The Writing and Sending Out of the Testimonies to the Church

The Work of Elder W. C. White

(Copied from diary, December 14, 1902)

“Sunnyside,” Cooranbong,
N.S.W., Australia,

August 18, 1899.

I awoke as the clock struck eleven. I desire to write out some things that the Lord has given me for my instruction. PH116 17.1

On Friday I talked with my son, W. C. White, in regard to the necessity of giving his whole time to the work of preparing my writings for publication. My mind was much troubled, and after going to rest, I could not sleep. But I fell asleep after a time. In the night season, light came to me that W. C. White had from his childhood been trained in the Lord's work. Before his birth he was dedicated to God; and after his birth he was chosen of God to serve Him with singleness of purpose. He is to stand ready to serve where necessity requires. It is not possible to separate him from the general work in which he is so intensely interested. I am instructed that if he will trust wholly in God, the Lord will work with him and through him, giving him judgment to do the Master's service aright. PH116 17.2

It is essential also that he shall be connected with his mother's work. The preparation of my writings for publication in book form should receive his attention. And there are other responsibilities that he must bear in this country. He is better prepared than some others to see the needs of God's cause, and to present these needs before the people in a way that will arouse them to give these matters proper attention. Through his connection with the work of his mother, whom the Lord has instructed, W. C. White can give to the people the light that is essential in regard to plans and methods. The Spirit of the Lord will impress upon his mind the deep import of the matters laid out before him. I can communicate to him matters that the Lord has seen fit to present to me for many years, in regard to the principles upon which God's people should act. PH116 17.3

W. C. White has a special work to do. He can not disconnect himself from this work, for it is his life-blood. It is his inheritance from the Lord. For this work he was born. He can not be at rest in spirit when there are so many important matters needing adjustment; for at such times the developments in the Lord's cause lay upon him a proportionately increased responsibility to discharge faithfully his duties—duties as important and sacred as those of any other man who is called upon to deal with the mental and spiritual interests of his fellow-men.

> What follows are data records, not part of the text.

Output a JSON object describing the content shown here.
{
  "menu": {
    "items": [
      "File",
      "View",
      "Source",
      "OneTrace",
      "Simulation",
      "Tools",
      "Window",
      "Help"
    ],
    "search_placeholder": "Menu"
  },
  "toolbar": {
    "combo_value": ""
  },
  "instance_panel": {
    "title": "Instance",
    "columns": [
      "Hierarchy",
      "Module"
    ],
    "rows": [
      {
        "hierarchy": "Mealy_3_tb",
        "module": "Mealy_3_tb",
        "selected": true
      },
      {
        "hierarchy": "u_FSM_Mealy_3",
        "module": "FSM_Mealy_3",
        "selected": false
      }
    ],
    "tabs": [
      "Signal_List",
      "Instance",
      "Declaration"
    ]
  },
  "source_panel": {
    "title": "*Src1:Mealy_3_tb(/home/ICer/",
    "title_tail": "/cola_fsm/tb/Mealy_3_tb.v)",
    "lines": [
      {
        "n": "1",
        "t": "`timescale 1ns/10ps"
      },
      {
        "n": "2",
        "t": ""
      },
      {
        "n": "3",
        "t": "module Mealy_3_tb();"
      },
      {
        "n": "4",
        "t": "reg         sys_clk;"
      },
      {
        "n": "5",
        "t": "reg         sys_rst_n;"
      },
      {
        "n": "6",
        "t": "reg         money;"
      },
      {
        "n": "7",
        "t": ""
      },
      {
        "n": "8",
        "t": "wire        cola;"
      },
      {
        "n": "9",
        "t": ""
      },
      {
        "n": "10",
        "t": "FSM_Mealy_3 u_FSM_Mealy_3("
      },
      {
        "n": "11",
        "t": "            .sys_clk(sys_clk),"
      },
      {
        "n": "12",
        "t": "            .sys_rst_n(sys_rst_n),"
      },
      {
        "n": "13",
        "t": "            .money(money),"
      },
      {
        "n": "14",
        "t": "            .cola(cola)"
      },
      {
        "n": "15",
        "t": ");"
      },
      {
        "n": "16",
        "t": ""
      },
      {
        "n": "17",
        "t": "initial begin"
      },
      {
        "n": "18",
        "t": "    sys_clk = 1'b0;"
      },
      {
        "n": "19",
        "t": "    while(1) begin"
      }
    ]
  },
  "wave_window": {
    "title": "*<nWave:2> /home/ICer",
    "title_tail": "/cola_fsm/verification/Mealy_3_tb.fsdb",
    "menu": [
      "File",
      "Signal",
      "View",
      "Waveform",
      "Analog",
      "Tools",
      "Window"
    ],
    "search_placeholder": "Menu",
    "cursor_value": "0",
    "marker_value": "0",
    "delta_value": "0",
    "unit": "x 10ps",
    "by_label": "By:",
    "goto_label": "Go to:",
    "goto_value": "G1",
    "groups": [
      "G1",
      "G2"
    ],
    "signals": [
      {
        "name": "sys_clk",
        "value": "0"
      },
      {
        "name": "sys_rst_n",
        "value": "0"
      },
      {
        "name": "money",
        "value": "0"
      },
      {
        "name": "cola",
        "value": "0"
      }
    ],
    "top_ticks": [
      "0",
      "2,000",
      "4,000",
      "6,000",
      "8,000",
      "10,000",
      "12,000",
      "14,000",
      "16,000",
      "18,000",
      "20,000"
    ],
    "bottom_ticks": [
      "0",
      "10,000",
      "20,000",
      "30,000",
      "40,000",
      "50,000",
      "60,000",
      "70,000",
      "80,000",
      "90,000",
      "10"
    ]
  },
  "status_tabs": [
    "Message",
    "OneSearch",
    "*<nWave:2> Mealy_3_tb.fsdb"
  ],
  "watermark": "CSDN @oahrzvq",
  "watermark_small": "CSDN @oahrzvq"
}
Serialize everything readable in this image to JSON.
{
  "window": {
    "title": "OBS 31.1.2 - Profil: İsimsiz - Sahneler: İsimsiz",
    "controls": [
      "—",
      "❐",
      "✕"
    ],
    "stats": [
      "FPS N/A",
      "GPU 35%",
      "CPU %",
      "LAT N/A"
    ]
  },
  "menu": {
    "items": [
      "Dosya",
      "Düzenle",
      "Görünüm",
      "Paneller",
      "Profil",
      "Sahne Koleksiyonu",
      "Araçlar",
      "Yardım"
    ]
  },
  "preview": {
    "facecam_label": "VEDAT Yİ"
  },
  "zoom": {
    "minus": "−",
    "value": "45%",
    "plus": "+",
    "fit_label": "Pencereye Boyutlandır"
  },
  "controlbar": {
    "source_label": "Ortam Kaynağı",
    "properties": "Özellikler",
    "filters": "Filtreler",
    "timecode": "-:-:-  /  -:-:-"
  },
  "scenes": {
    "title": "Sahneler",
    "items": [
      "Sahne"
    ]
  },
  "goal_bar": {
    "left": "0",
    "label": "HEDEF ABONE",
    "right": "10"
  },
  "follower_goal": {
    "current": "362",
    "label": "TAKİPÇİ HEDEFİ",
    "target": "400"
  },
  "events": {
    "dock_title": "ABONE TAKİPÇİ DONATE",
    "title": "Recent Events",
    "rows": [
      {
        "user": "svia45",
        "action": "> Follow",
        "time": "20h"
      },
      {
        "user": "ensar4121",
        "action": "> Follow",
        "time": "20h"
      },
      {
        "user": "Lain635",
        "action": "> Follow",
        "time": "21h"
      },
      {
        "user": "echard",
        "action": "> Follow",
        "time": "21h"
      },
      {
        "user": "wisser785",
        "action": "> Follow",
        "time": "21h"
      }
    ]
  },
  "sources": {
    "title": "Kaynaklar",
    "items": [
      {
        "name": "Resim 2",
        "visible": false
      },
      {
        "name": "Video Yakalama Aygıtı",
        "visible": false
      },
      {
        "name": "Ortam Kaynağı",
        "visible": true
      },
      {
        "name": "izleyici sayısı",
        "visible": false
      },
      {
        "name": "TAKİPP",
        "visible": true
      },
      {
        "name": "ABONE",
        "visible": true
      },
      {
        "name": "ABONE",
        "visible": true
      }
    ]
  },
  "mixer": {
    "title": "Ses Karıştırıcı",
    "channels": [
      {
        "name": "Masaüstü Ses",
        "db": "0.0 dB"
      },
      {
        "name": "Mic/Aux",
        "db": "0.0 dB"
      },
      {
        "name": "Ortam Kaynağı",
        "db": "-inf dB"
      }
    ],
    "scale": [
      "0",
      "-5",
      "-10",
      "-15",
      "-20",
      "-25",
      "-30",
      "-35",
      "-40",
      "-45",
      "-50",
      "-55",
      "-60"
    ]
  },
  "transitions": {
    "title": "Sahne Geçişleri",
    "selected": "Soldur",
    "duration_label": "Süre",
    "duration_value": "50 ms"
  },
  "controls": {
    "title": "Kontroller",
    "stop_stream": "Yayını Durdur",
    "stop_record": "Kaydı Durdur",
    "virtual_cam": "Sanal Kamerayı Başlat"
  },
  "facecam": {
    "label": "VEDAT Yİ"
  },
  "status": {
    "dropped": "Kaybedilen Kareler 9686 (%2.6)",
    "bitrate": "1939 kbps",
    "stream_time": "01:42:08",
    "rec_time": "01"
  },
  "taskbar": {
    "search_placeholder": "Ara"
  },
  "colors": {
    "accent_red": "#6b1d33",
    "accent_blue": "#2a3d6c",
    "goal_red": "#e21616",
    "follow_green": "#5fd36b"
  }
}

PH116 18.1

As this is the light given me, I now renewedly dedicate my son, W. C. White, to the Lord's work,—a work that includes the preparation, with as little delay as possible, of the matter which the Lord has given me to present to the world, to our churches, and to individuals. PH116 18.2